(d) Hydraulic separationscontaminated water leakage: the hydraulic separations, both metallic from organic and heavy organics from light organics, are usually preformed inside sealed machines and with a closed water system. However, if any water leakage occurs, it will be heavily contaminated by lead compounds;

(e) Plastic and ebonite chipscontaminated wastes: ebonite scraps removed from the breaking process may pose a problem, since they are usually contaminated by levels as high as 5% (w/w) of lead. Therefore, it is important that the final traces of lead are removed by a second wash, preferably in an alkaline solution, followed by another rinse prior to further treatment or disposal.

Gravita Reports 146% increase in its Q3 Net Profits

Lead and Lead Alloys ManufacturerGravita India Limited, Jaipur, has announced its Financial results for the quarter ended December 31, 2012. Consolidated Net total income for the quarter was Rs. 11307.01 Lacs, showing an increase of 59% over the total income for the corresponding quarter of previous year.

The EBITDA of the Company increased by 189% in Q3 FY 2012-13 compared to the corresponding quarter of previous year. Over the last 10 months, the Share of the Company has gained 21% outpacing the Sensex’s 14.5% gain. In addition to above the Board of Directors of the Company have declared 2nd Interim Dividend for the Financial Year 2012-13 @15% on total issued capital of the Company.

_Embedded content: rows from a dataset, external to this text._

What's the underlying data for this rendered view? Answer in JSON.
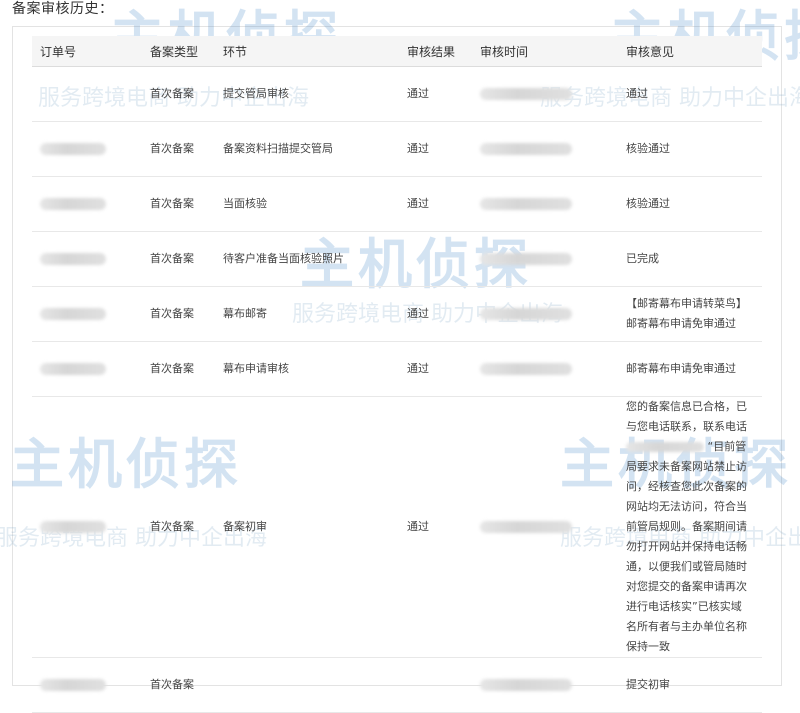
{
  "page": {
    "section_title": "备案审核历史："
  },
  "table": {
    "headers": [
      "订单号",
      "备案类型",
      "环节",
      "审核结果",
      "审核时间",
      "审核意见"
    ],
    "rows": [
      {
        "order": "",
        "type": "首次备案",
        "step": "提交管局审核",
        "result": "通过",
        "time": "",
        "opinion": "通过"
      },
      {
        "order": "",
        "type": "首次备案",
        "step": "备案资料扫描提交管局",
        "result": "通过",
        "time": "",
        "opinion": "核验通过"
      },
      {
        "order": "",
        "type": "首次备案",
        "step": "当面核验",
        "result": "通过",
        "time": "",
        "opinion": "核验通过"
      },
      {
        "order": "",
        "type": "首次备案",
        "step": "待客户准备当面核验照片",
        "result": "",
        "time": "",
        "opinion": "已完成"
      },
      {
        "order": "",
        "type": "首次备案",
        "step": "幕布邮寄",
        "result": "通过",
        "time": "",
        "opinion": "【邮寄幕布申请转菜鸟】邮寄幕布申请免审通过"
      },
      {
        "order": "",
        "type": "首次备案",
        "step": "幕布申请审核",
        "result": "通过",
        "time": "",
        "opinion": "邮寄幕布申请免审通过"
      },
      {
        "order": "",
        "type": "首次备案",
        "step": "备案初审",
        "result": "通过",
        "time": "",
        "opinion_a": "您的备案信息已合格，已与您电话联系，联系电话",
        "opinion_b": "“目前管局要求未备案网站禁止访问，经核查您此次备案的网站均无法访问，符合当前管局规则。备案期间请勿打开网站并保持电话畅通，以便我们或管局随时对您提交的备案申请再次进行电话核实”已核实域名所有者与主办单位名称保持一致"
      },
      {
        "order": "",
        "type": "首次备案",
        "step": "",
        "result": "",
        "time": "",
        "opinion": "提交初审"
      }
    ]
  },
  "watermarks": {
    "brand": "主机侦探",
    "slogan": "服务跨境电商 助力中企出海",
    "brand_color": "#3d84c6",
    "accent_color": "#f5a623"
  }
}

The Company has recently expanded its Plant operations at Jammu and Senegal by implementing upgraded Plant & Machinery. The Company is in the process of establishing a new plant in Gujarat. The Company’s Jaipur Plant is also under expansion of production capacity. See Results on Gravita India Ltd.

Company Profile:

Gravita India Ltd. is Leading Indian Company having state-of-the-art Lead Processing unit at Jaipur (Rajasthan), INDIA. We carry out smelting of Lead Ore / Lead Concentrate / Lead Battery Scrap to produce primary & secondary Lead Metal, which is further transformed into Pure Lead, Specific Lead Alloy, Lead Oxides (Lead Sub-Oxide, Red Lead, and Litharge) and Lead Products like Lead Sheets, Lead Pipes etc. with proven technology and processes.